Flying Solo

Dear Jewish Fairy Godmother:
I eat at my desk every day and my co-workers probably think I’m a
workaholic. The truth is there are well-formed cliques in this office and
I’ve been here six months without anyone extending a lunch invitation.                                I feel like I’m in high school all over again. I like my job, but honestly I
would prefer a friendlier relationship with my co-workers. Ideas?
Flying Solo

Dear Flying Solo:
Everyone needs allies at work, or it’s a pretty lonely way to spend the
bulk of your waking weekdays. One good thing about your story is that
you weren’t captured by one of the bad/wrong cliques in your earlier
innocent days, and then tagged by other potential friends as somehow
tainted or undesirable. There’s usually a reason cliques form, and even
though you haven’t observed them from the inside, if you’ve been
even remotely conscious during your workdays you’ve probably
noticed what clique does what and how, who’s in charge, what bonds
you’d rather spill hot coffee over than share a meal with. That’s all
information that will guide your approach to entry. It is sticky but
military brats who move from junior high to junior high have perfected
the technique: Act like someone they’d all like to have inside not
outside, and they’ll start to take notice.

Once you’ve tagged them (e.g. the cheerleader/sports folks;
redecorating/family/hobby crowd; inner office
intrigue/ambitious/ladder climbers; etc), you’ll know which door to
knock on. Approach only people that as individuals seem like folks you
might want as friends. Explain, at the water cooler or standing by their
desk, that now that you know your job you can get your nose off the
keyboard occasionally at lunch. Say you miss the good friend you had
at your last job and hope there’s people who share your interests in
x,y,z. If you’ve knocked on the wrong door, you’ll likely get a blank
stare. But if you say the magic keywords, you should net a one-time
lunch invitation.


Be forewarned: switching from one group to the next
is like dating a different member of an extended family.

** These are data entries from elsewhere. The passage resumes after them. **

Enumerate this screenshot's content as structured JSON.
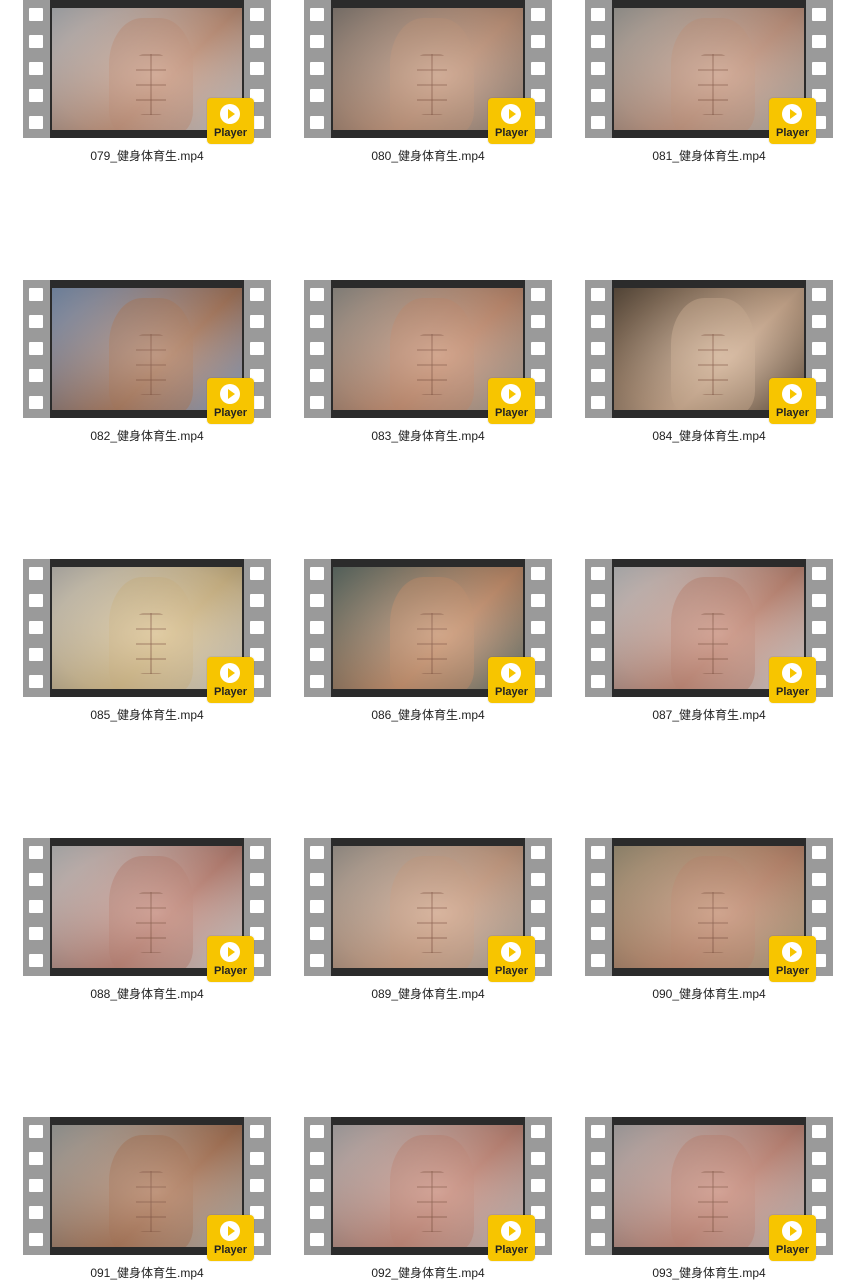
{
  "player_badge_label": "Player",
  "badge_color": "#f7c500",
  "film_strip_color": "#9a9a9a",
  "files": [
    {
      "name": "079_健身体育生.mp4",
      "colors": [
        "#c9ccd0",
        "#c8987f"
      ]
    },
    {
      "name": "080_健身体育生.mp4",
      "colors": [
        "#9a8f86",
        "#c79a80"
      ]
    },
    {
      "name": "081_健身体育生.mp4",
      "colors": [
        "#b9b6b0",
        "#c89a84"
      ]
    },
    {
      "name": "082_健身体育生.mp4",
      "colors": [
        "#8fa7c9",
        "#b07f63"
      ]
    },
    {
      "name": "083_健身体育生.mp4",
      "colors": [
        "#a9a49c",
        "#c99275"
      ]
    },
    {
      "name": "084_健身体育生.mp4",
      "colors": [
        "#6c5a48",
        "#d2b094"
      ]
    },
    {
      "name": "085_健身体育生.mp4",
      "colors": [
        "#d8d4cc",
        "#d9c08e"
      ]
    },
    {
      "name": "086_健身体育生.mp4",
      "colors": [
        "#6e7e76",
        "#c99370"
      ]
    },
    {
      "name": "087_健身体育生.mp4",
      "colors": [
        "#d9d9da",
        "#c78d7a"
      ]
    },
    {
      "name": "088_健身体育生.mp4",
      "colors": [
        "#d6d6d6",
        "#c3887a"
      ]
    },
    {
      "name": "089_健身体育生.mp4",
      "colors": [
        "#b9b0a6",
        "#d0a489"
      ]
    },
    {
      "name": "090_健身体育生.mp4",
      "colors": [
        "#b7a88a",
        "#c58f74"
      ]
    },
    {
      "name": "091_健身体育生.mp4",
      "colors": [
        "#b8b9b5",
        "#b07b5c"
      ]
    },
    {
      "name": "092_健身体育生.mp4",
      "colors": [
        "#c9c4c4",
        "#c88c7c"
      ]
    },
    {
      "name": "093_健身体育生.mp4",
      "colors": [
        "#c9c4c4",
        "#c88c7c"
      ]
    }
  ]
}
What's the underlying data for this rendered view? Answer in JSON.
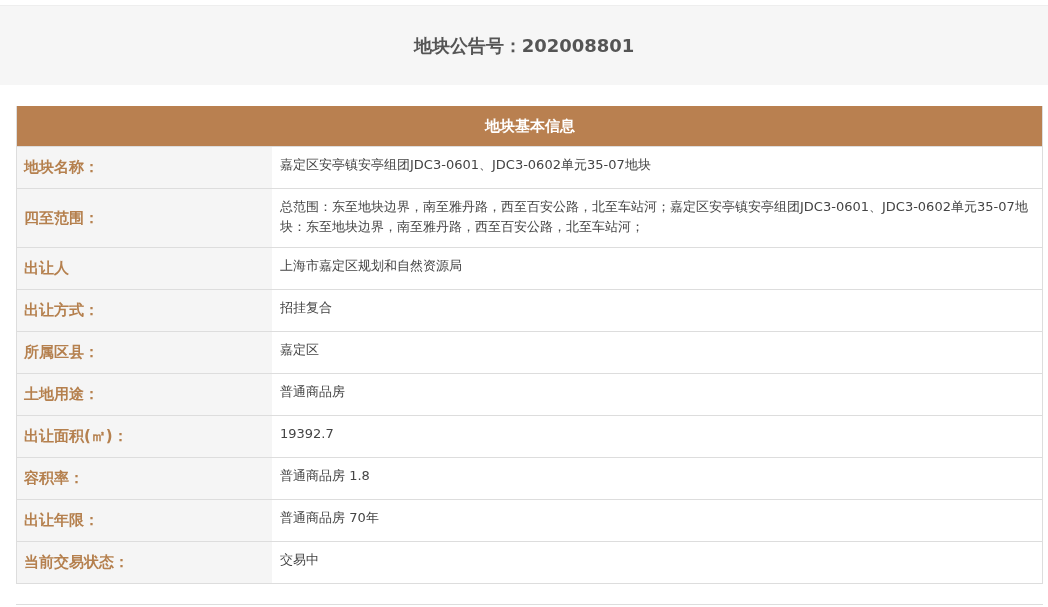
{
  "notice_title": "地块公告号：202008801",
  "table": {
    "title": "地块基本信息",
    "rows": [
      {
        "label": "地块名称：",
        "value": "嘉定区安亭镇安亭组团JDC3-0601、JDC3-0602单元35-07地块"
      },
      {
        "label": "四至范围：",
        "value": "总范围：东至地块边界，南至雅丹路，西至百安公路，北至车站河；嘉定区安亭镇安亭组团JDC3-0601、JDC3-0602单元35-07地块：东至地块边界，南至雅丹路，西至百安公路，北至车站河；"
      },
      {
        "label": "出让人",
        "value": "上海市嘉定区规划和自然资源局"
      },
      {
        "label": "出让方式：",
        "value": "招挂复合"
      },
      {
        "label": "所属区县：",
        "value": "嘉定区"
      },
      {
        "label": "土地用途：",
        "value": "普通商品房"
      },
      {
        "label": "出让面积(㎡)：",
        "value": "19392.7"
      },
      {
        "label": "容积率：",
        "value": "普通商品房 1.8"
      },
      {
        "label": "出让年限：",
        "value": "普通商品房 70年"
      },
      {
        "label": "当前交易状态：",
        "value": "交易中"
      }
    ]
  }
}
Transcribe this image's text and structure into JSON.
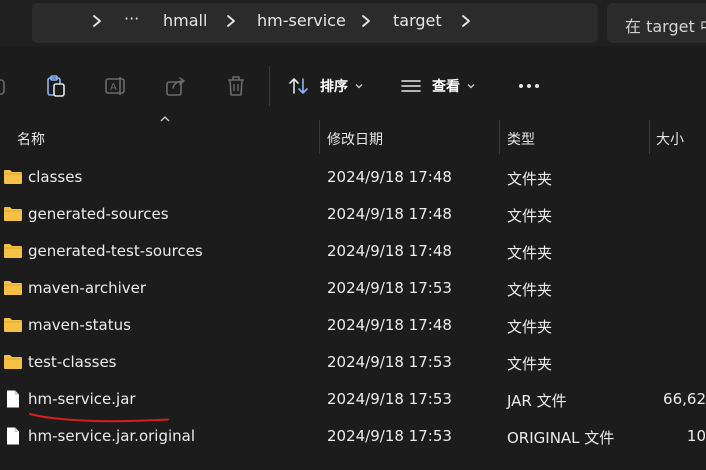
{
  "address_bar": {
    "crumbs": [
      "hmall",
      "hm-service",
      "target"
    ],
    "search_placeholder": "在 target 中"
  },
  "toolbar": {
    "sort_label": "排序",
    "view_label": "查看"
  },
  "columns": {
    "name": "名称",
    "date": "修改日期",
    "type": "类型",
    "size": "大小"
  },
  "files": [
    {
      "name": "classes",
      "date": "2024/9/18 17:48",
      "type": "文件夹",
      "size": "",
      "kind": "folder"
    },
    {
      "name": "generated-sources",
      "date": "2024/9/18 17:48",
      "type": "文件夹",
      "size": "",
      "kind": "folder"
    },
    {
      "name": "generated-test-sources",
      "date": "2024/9/18 17:48",
      "type": "文件夹",
      "size": "",
      "kind": "folder"
    },
    {
      "name": "maven-archiver",
      "date": "2024/9/18 17:53",
      "type": "文件夹",
      "size": "",
      "kind": "folder"
    },
    {
      "name": "maven-status",
      "date": "2024/9/18 17:48",
      "type": "文件夹",
      "size": "",
      "kind": "folder"
    },
    {
      "name": "test-classes",
      "date": "2024/9/18 17:53",
      "type": "文件夹",
      "size": "",
      "kind": "folder"
    },
    {
      "name": "hm-service.jar",
      "date": "2024/9/18 17:53",
      "type": "JAR 文件",
      "size": "66,62",
      "kind": "file"
    },
    {
      "name": "hm-service.jar.original",
      "date": "2024/9/18 17:53",
      "type": "ORIGINAL 文件",
      "size": "10",
      "kind": "file"
    }
  ],
  "colors": {
    "folder": "#f4c045",
    "annotation": "#d42020"
  }
}
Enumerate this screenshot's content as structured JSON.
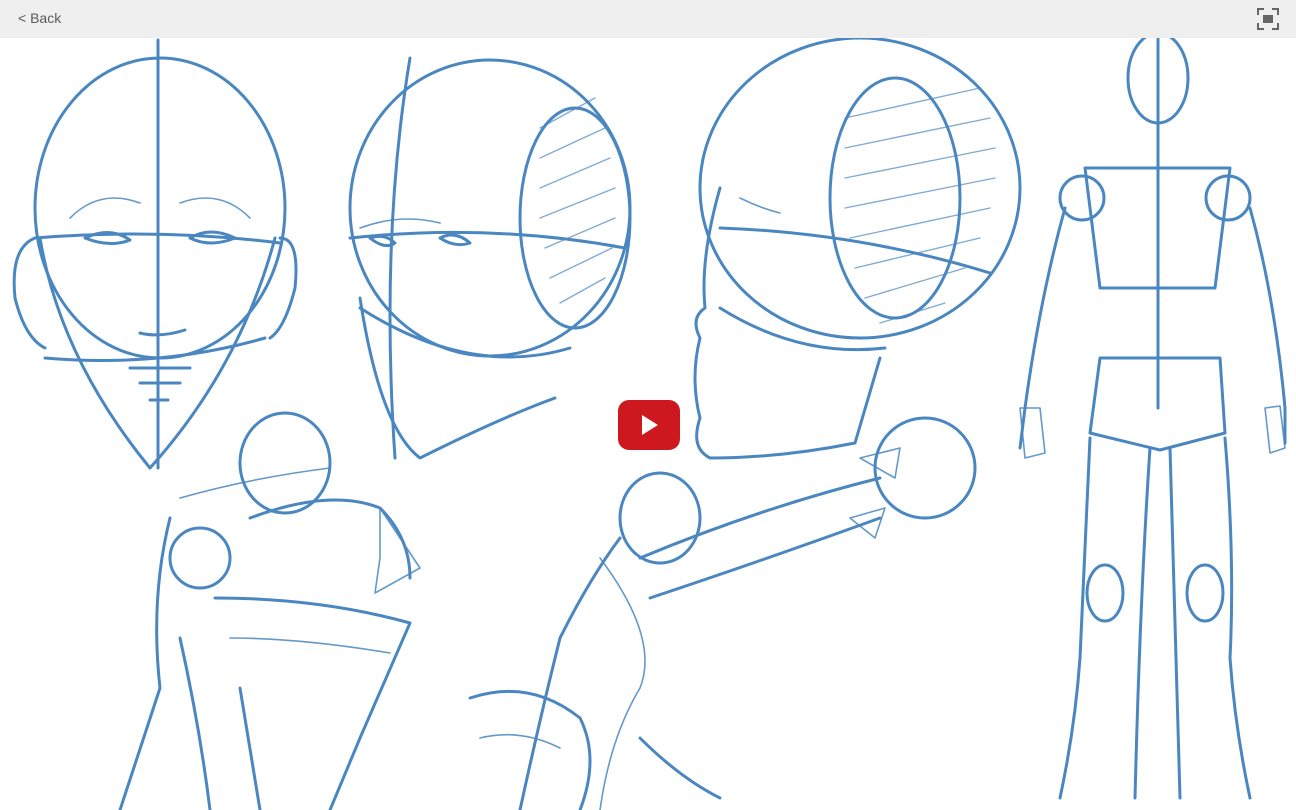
{
  "topbar": {
    "back_label": "< Back",
    "fullscreen_icon": "fullscreen-icon"
  },
  "video": {
    "play_icon": "youtube-play-icon",
    "accent_color": "#cc181e",
    "sketch_color": "#4a87c0"
  }
}
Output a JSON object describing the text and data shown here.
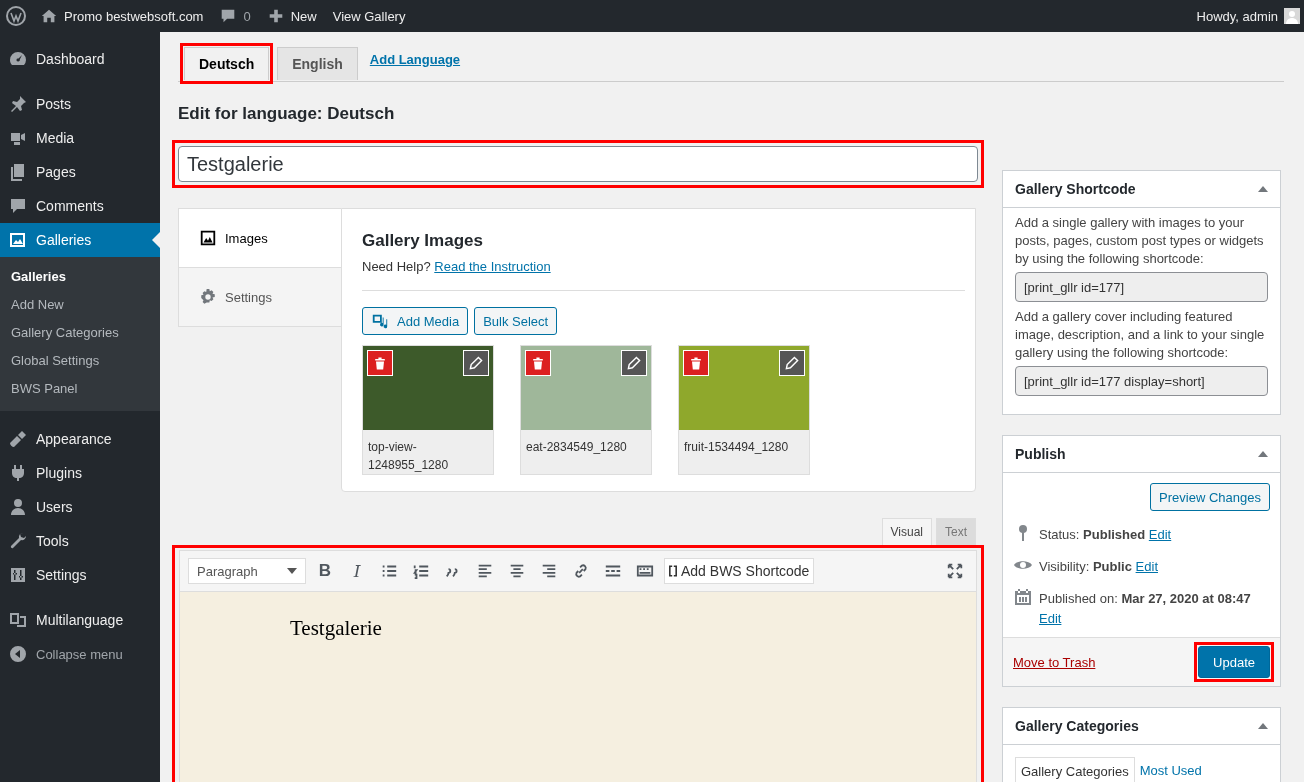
{
  "admin_bar": {
    "site": "Promo bestwebsoft.com",
    "comments": "0",
    "new": "New",
    "view": "View Gallery",
    "greeting": "Howdy, admin"
  },
  "sidebar": {
    "items": [
      {
        "label": "Dashboard",
        "selected": false
      },
      {
        "label": "Posts",
        "selected": false
      },
      {
        "label": "Media",
        "selected": false
      },
      {
        "label": "Pages",
        "selected": false
      },
      {
        "label": "Comments",
        "selected": false
      },
      {
        "label": "Galleries",
        "selected": true,
        "children": [
          {
            "label": "Galleries",
            "selected": true
          },
          {
            "label": "Add New",
            "selected": false
          },
          {
            "label": "Gallery Categories",
            "selected": false
          },
          {
            "label": "Global Settings",
            "selected": false
          },
          {
            "label": "BWS Panel",
            "selected": false
          }
        ]
      },
      {
        "label": "Appearance",
        "selected": false
      },
      {
        "label": "Plugins",
        "selected": false
      },
      {
        "label": "Users",
        "selected": false
      },
      {
        "label": "Tools",
        "selected": false
      },
      {
        "label": "Settings",
        "selected": false
      },
      {
        "label": "Multilanguage",
        "selected": false
      }
    ],
    "collapse": "Collapse menu"
  },
  "language_tabs": [
    {
      "label": "Deutsch",
      "selected": true,
      "highlighted": true
    },
    {
      "label": "English",
      "selected": false,
      "highlighted": false
    }
  ],
  "add_language": "Add Language",
  "heading": "Edit for language: Deutsch",
  "title_field": {
    "value": "Testgalerie",
    "highlighted": true
  },
  "gallery_box": {
    "tabs": [
      {
        "label": "Images",
        "selected": true
      },
      {
        "label": "Settings",
        "selected": false
      }
    ],
    "title": "Gallery Images",
    "help_prefix": "Need Help?",
    "help_link": "Read the Instruction",
    "add_media": "Add Media",
    "bulk_select": "Bulk Select",
    "images": [
      {
        "caption": "top-view-1248955_1280",
        "color": "#3d5a2a"
      },
      {
        "caption": "eat-2834549_1280",
        "color": "#9fb79a"
      },
      {
        "caption": "fruit-1534494_1280",
        "color": "#8fa82c"
      }
    ]
  },
  "editor": {
    "highlighted": true,
    "tabs": [
      {
        "label": "Visual",
        "selected": true
      },
      {
        "label": "Text",
        "selected": false
      }
    ],
    "format": "Paragraph",
    "bold": "B",
    "italic": "I",
    "shortcode_button": "Add BWS Shortcode",
    "content": "Testgalerie"
  },
  "shortcode_box": {
    "title": "Gallery Shortcode",
    "text_1": "Add a single gallery with images to your posts, pages, custom post types or widgets by using the following shortcode:",
    "code_1": "[print_gllr id=177]",
    "text_2": "Add a gallery cover including featured image, description, and a link to your single gallery using the following shortcode:",
    "code_2": "[print_gllr id=177 display=short]"
  },
  "publish_box": {
    "title": "Publish",
    "preview": "Preview Changes",
    "rows": [
      {
        "kind": "status",
        "text": "Status: **Published**",
        "link": "Edit"
      },
      {
        "kind": "visibility",
        "text": "Visibility: **Public**",
        "link": "Edit"
      },
      {
        "kind": "date",
        "text": "Published on: **Mar 27, 2020 at 08:47**",
        "link": "Edit"
      }
    ],
    "trash": "Move to Trash",
    "update": {
      "label": "Update",
      "highlighted": true
    }
  },
  "categories_box": {
    "title": "Gallery Categories",
    "tabs": [
      {
        "label": "Gallery Categories",
        "selected": true
      },
      {
        "label": "Most Used",
        "selected": false
      }
    ]
  }
}
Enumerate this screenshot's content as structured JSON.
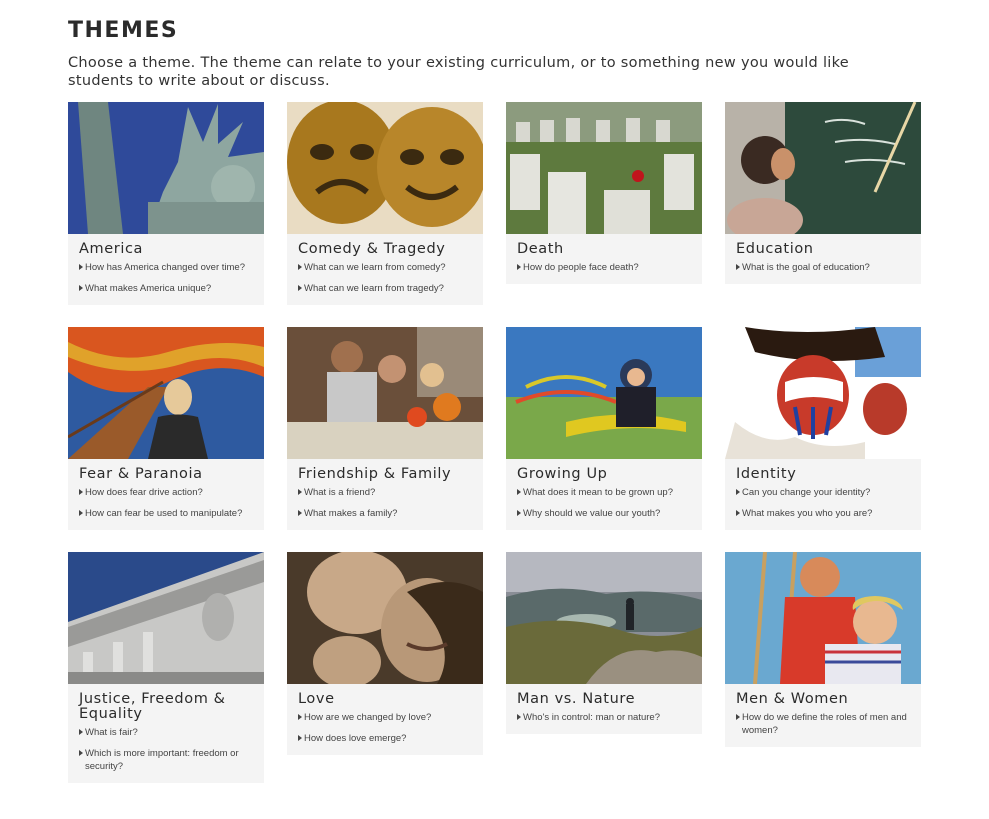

Switching is
rarely successful and often leaves a trail of gossip and hurt feelings.
One or more may reject you. If so, that’s a good tip that it’s not gonna
be a good long run fit. If you leave the job make a point of going to
lunch early and often with many people in your next job. Then settle
only for folks you like. If all else fails, you can never go wrong with a
good book.